The Importance of an Omni-channel UX in Banking

Posted on February 2, 2015 in Banking, Opinion, User Interfaces, UX — Share this via

During a recent evaluation of a group of banks on customer effort levels required to interact in areas like branch banking, mobile websites, customer assistance and online banking, the results showed that the 45 to 65 age group, the most frequent banker, exerted the most effort to bank online.

The key underlying issue found from the research was the measurable gap between the inconsistent online experience banks offer and the personal trust that customers maintain with their local branch banker.

The study assessed customer effort and cross-channel customer experience in a group of major consumer banking institutions. In addition to in-depth analysis of the banks’ digital channel such as public sites, online banking, mobile and contact center assistance, the researchers visited more than 40 different branches in various, geographically dispersed locations. In that process, hundreds of bank customers were approached about their expectations, frustrations, and desires for easier online banking interactions.

While a broad range of factors and variables impacting customer experience were noted, there was a common thread among all of the online banking platforms: a string of barriers to customer adoption. What was captured from customers directly was that they were struggling with online banking platforms and are frustrated with banks’ slow response to make them simpler to use.

Some of the primary problems customers encountered included online banking use and navigation are hampered by poor design and confusing structure, minimal onboarding and support for new online banking users, confusing or missing online help tools such as FAQs, chat and in-line help, contact center and branch staff hampered by a lack of access to tools and training on online banking platforms, and software updates to platforms were being made without proper customer communication and preparation.

When designing an online banking experience for customers, financial institutions face a number of in-house and external obstacles to success; some more easily tackled than others.

First, banks need to take the time to design, implement, and maintain the online banking platform as part of a customer experience ecosystem that is fully connected across the bank. Online banking cannot live in seclusion from your other channels. Customers need to feel the same trust online as they do in the branch.

For example, poorly implemented interactive voice response systems are a common source of high user effort, causing more customer frustration. Many of the banks that were evaluated struggled to have these interact seamlessly with their online banking platforms. If a customer has a question about online banking, they’ll likely pick up the phone and call the contact center. However in most cases, the contact centers and the online banking support was dealt with by completely different, and often disconnected teams.

Online banking platforms frequently add to customer effort by encouraging unneeded calls instead of facilitating simple, contextual in-line self-service such as searchable FAQs or live chat. Providing a properly trained contact center, available 24-7 or a secure, real-time online chat can remedy these issues.

Periodic updates and navigational changes to the online banking platform are often sold as improving usability. Unfortunately for customers, they are often the last to know. The common user response that was heard to these sudden switches was, “Don’t just tell me something has changed. Lead me through the changes.”

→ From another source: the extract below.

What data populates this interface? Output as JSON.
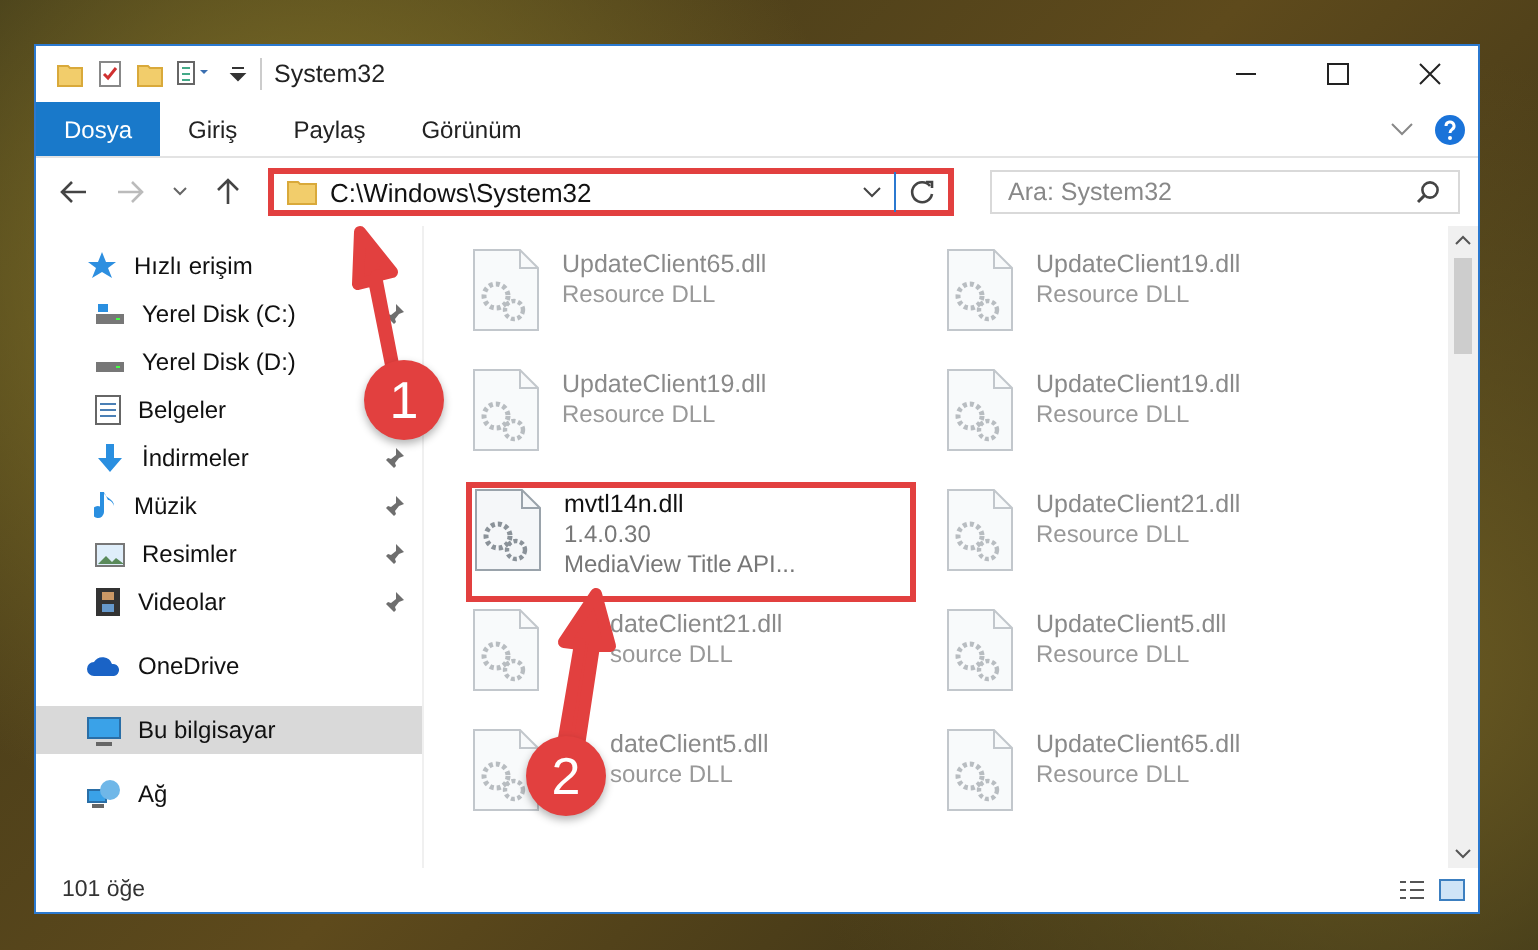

So what’s the fix? Customer experience success typically corresponds with the level of internal, customer-focused collaboration within a bank. Whether structured as a formal CX governance program or simply as informal cross-team collaboration, the banking teams with these relationships in place were uniformly better at ­delivering an exceptional customer experience.

This extends to banks’ third party partners too. Vendors and partner contracts should include clear requirements and service level agreements for customer experience that are in-sync with the bank’s CX strategy, from meeting UX design best practices and incorporating flexible user interface design features, to closer integration between public facing sites, mobile channels, and online banking.

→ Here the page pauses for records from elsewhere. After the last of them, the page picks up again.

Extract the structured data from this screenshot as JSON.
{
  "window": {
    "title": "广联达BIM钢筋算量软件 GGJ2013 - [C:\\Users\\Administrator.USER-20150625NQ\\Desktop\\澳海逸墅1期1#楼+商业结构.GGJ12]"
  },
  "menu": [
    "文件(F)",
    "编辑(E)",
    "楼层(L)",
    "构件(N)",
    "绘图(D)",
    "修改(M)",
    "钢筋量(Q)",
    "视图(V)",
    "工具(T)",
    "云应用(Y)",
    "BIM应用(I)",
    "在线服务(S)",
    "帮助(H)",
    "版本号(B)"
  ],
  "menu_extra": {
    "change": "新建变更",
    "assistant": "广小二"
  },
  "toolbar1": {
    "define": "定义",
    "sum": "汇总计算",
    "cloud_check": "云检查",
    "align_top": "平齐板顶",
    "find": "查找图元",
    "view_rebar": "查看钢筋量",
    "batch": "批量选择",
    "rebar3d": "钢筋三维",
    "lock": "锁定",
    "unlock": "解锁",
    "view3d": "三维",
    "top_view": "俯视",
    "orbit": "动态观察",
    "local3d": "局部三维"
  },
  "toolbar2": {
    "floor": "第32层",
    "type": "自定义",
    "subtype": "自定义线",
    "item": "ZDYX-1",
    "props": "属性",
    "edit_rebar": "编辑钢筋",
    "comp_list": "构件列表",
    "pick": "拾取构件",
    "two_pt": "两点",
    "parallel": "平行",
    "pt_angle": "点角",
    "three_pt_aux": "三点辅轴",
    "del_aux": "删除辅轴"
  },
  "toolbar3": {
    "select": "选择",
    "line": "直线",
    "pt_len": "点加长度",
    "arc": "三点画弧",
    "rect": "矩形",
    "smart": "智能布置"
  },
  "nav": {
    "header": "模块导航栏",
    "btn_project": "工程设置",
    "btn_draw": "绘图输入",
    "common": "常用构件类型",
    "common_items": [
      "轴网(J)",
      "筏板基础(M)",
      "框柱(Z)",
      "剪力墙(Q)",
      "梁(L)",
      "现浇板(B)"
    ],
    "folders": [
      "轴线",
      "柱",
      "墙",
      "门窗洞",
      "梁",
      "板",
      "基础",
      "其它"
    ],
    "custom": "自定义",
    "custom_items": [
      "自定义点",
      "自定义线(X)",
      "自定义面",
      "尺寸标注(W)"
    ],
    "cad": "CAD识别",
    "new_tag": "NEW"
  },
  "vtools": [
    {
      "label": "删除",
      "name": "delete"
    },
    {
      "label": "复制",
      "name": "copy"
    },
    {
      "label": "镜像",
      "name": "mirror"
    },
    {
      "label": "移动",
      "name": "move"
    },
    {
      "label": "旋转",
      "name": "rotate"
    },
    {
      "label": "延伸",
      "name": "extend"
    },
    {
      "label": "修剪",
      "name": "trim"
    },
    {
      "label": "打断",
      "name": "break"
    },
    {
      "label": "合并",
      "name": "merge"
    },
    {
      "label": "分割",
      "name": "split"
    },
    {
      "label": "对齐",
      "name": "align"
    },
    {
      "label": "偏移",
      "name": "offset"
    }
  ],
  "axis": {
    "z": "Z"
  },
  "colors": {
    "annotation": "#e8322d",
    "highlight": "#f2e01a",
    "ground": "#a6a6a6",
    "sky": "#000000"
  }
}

Banks need to put forth more effort to bridge their in-branch services with online banking and self-service channels. Customers value the in-person experience and trust the relationship with their banker. If the branch team can onboard new customers and handle questions with confidence, customers will follow their lead. Banks also need to ensure that contact center teams work in close collaboration with the branch, online banking and IT teams to collect and learn from customer feedback, questions, and recurring issues.

For banks looking to bring an end to customer online banking frustration, the simple answer is communication. Establishing an internal, open dialogue across each of the organization’s channels and key stakeholders is the first step to setting and achieving the CX goals. Offering an equal amount of transparency to customers will make for a much more comfortable, honest relationship.

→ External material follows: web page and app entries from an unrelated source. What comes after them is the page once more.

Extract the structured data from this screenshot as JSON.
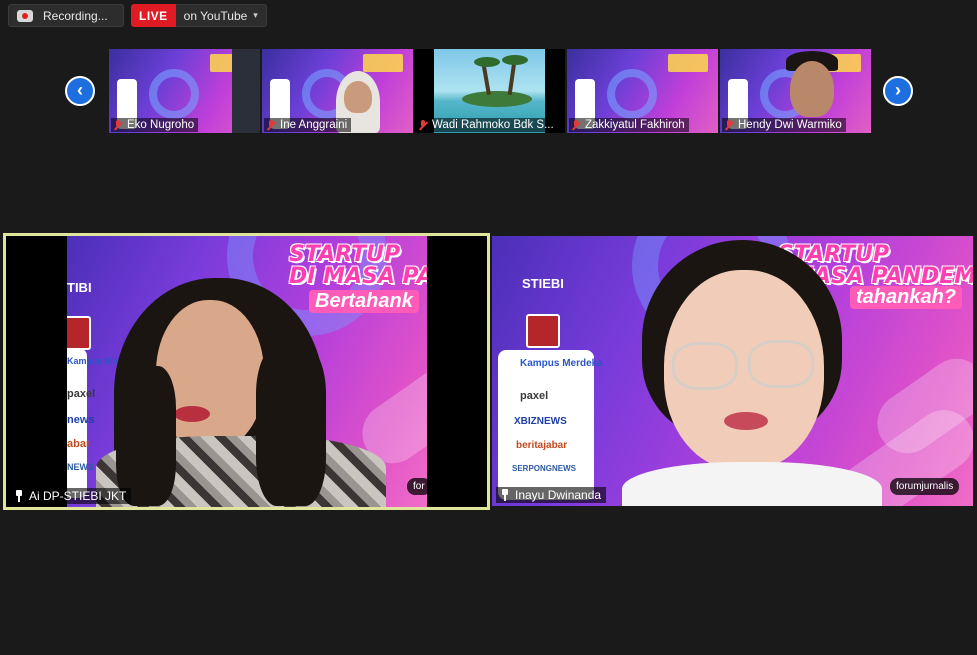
{
  "toolbar": {
    "recording_label": "Recording...",
    "live_label": "LIVE",
    "live_destination": "on YouTube",
    "caret": "▾"
  },
  "gallery": {
    "prev_icon": "‹",
    "next_icon": "›",
    "participants": [
      {
        "name": "Eko Nugroho",
        "muted": true
      },
      {
        "name": "Ine Anggraini",
        "muted": true
      },
      {
        "name": "Wadi Rahmoko Bdk S...",
        "muted": true
      },
      {
        "name": "Zakkiyatul Fakhiroh",
        "muted": true
      },
      {
        "name": "Hendy Dwi Warmiko",
        "muted": true
      }
    ]
  },
  "speakers": {
    "left": {
      "name": "Ai DP-STIEBI JKT",
      "slide_title_1": "STARTUP",
      "slide_title_2": "DI MASA PAN",
      "slide_sub": "Bertahank",
      "watermark": "for",
      "sponsors": [
        "Kampus Merdeka",
        "paxel",
        "news",
        "abar",
        "NEWS"
      ],
      "badge_text": "TIBI"
    },
    "right": {
      "name": "Inayu Dwinanda",
      "slide_title_1": "STARTUP",
      "slide_title_2": "MASA PANDEMI",
      "slide_sub": "tahankah?",
      "watermark": "forumjurnalis",
      "stiebi": "STIEBI",
      "sponsors": [
        "Kampus Merdeka",
        "paxel",
        "XBIZNEWS",
        "beritajabar",
        "SERPONGNEWS"
      ]
    }
  },
  "colors": {
    "live_red": "#e01b24",
    "active_speaker_border": "#e1e59b",
    "nav_blue": "#1d6fe0",
    "background": "#1a1a1a"
  }
}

Online banking has been a point of contention for many customers for long enough. Making some intuitive operational changes could be enough to pay dividends in customer experience.

This article is based on the original research and writing of Brian Clark, who is a principal in the customer experience practice at West Monroe Partners.